In the records below, find each line with "description" and copy it.

[Opening SUPPLIED MATERIAL section]

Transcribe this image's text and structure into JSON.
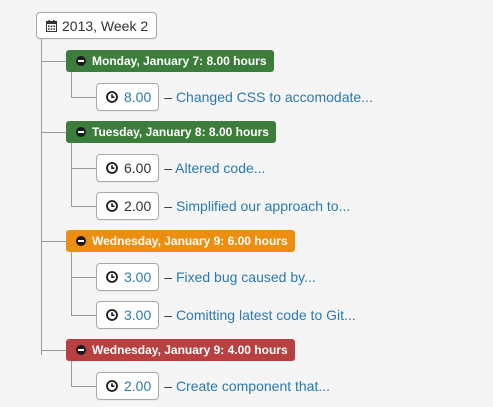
{
  "week": {
    "label": "2013, Week 2",
    "icon": "calendar-icon"
  },
  "days": [
    {
      "label": "Monday, January 7: 8.00 hours",
      "color": "#3c7d3c",
      "entries": [
        {
          "hours": "8.00",
          "description": "Changed CSS to accomodate...",
          "hours_is_link": true
        }
      ]
    },
    {
      "label": "Tuesday, January 8: 8.00 hours",
      "color": "#3c7d3c",
      "entries": [
        {
          "hours": "6.00",
          "description": "Altered code...",
          "hours_is_link": false
        },
        {
          "hours": "2.00",
          "description": "Simplified our approach to...",
          "hours_is_link": false
        }
      ]
    },
    {
      "label": "Wednesday, January 9: 6.00 hours",
      "color": "#ec8e10",
      "entries": [
        {
          "hours": "3.00",
          "description": "Fixed bug caused by...",
          "hours_is_link": true
        },
        {
          "hours": "3.00",
          "description": "Comitting latest code to Git...",
          "hours_is_link": true
        }
      ]
    },
    {
      "label": "Wednesday, January 9: 4.00 hours",
      "color": "#b84040",
      "entries": [
        {
          "hours": "2.00",
          "description": "Create component that...",
          "hours_is_link": true
        }
      ]
    }
  ],
  "separator": "–",
  "colors": {
    "link": "#2a7ab0",
    "line": "#9a9a9a"
  }
}
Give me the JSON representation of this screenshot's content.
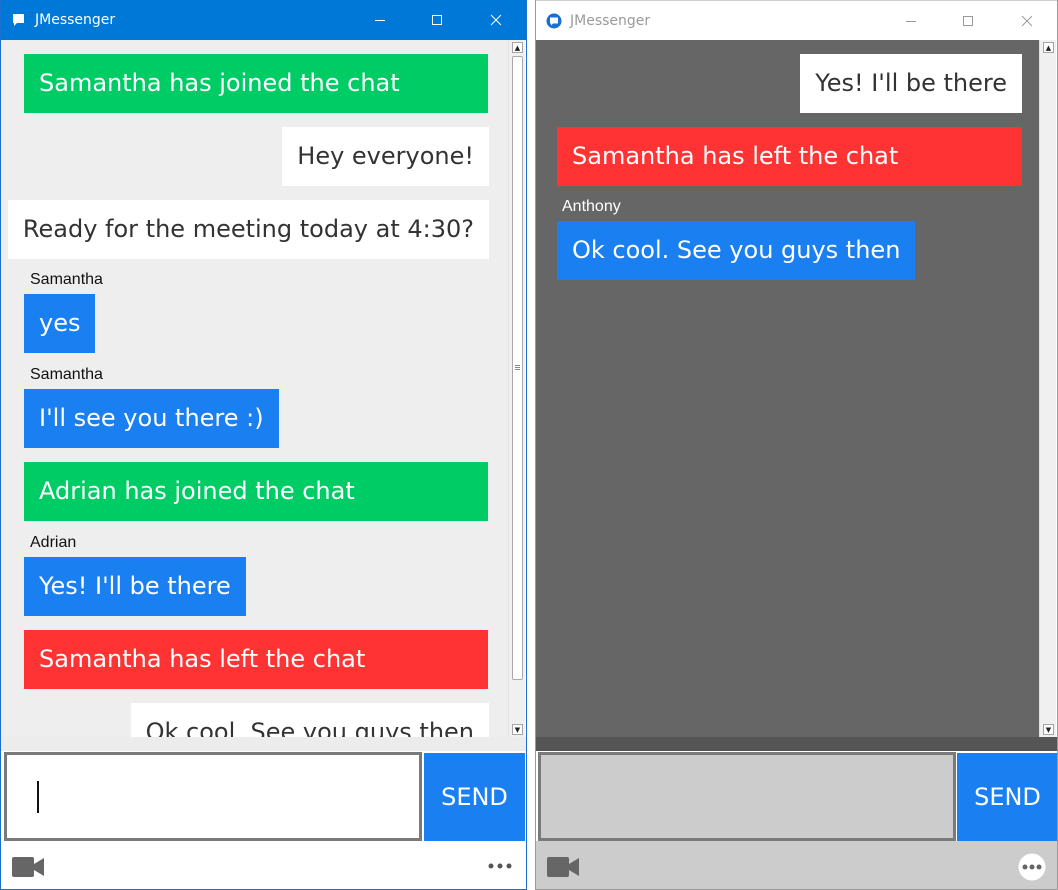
{
  "window_left": {
    "title": "JMessenger",
    "messages": [
      {
        "kind": "join",
        "text": "Samantha has joined the chat"
      },
      {
        "kind": "mine",
        "text": "Hey everyone!"
      },
      {
        "kind": "mine",
        "text": "Ready for the meeting today at 4:30?"
      },
      {
        "kind": "other",
        "sender": "Samantha",
        "text": "yes"
      },
      {
        "kind": "other",
        "sender": "Samantha",
        "text": "I'll see you there :)"
      },
      {
        "kind": "join",
        "text": "Adrian has joined the chat"
      },
      {
        "kind": "other",
        "sender": "Adrian",
        "text": "Yes! I'll be there"
      },
      {
        "kind": "left",
        "text": "Samantha has left the chat"
      },
      {
        "kind": "mine",
        "text": "Ok cool. See you guys then"
      }
    ],
    "input_value": "",
    "send_label": "SEND"
  },
  "window_right": {
    "title": "JMessenger",
    "messages": [
      {
        "kind": "mine",
        "text": "Yes! I'll be there"
      },
      {
        "kind": "left",
        "text": "Samantha has left the chat"
      },
      {
        "kind": "other",
        "sender": "Anthony",
        "text": "Ok cool. See you guys then"
      }
    ],
    "input_value": "",
    "send_label": "SEND"
  },
  "icons": {
    "app": "chat-bubble-icon",
    "minimize": "minimize-icon",
    "maximize": "maximize-icon",
    "close": "close-icon",
    "video": "video-camera-icon",
    "more": "more-options-icon"
  },
  "colors": {
    "join": "#00cc66",
    "left": "#ff3333",
    "other": "#1a7ff0",
    "mine": "#ffffff",
    "send": "#1a7ff0",
    "titlebar_active": "#0078d7",
    "chat_bg_left": "#eeeeee",
    "chat_bg_right": "#666666"
  }
}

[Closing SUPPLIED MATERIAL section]

◆ SOLUTION BELOW
          "description": "Changed CSS to accomodate...",
          "description": "Altered code...",
          "description": "Simplified our approach to...",
          "description": "Fixed bug caused by...",
          "description": "Comitting latest code to Git...",
          "description": "Create component that...",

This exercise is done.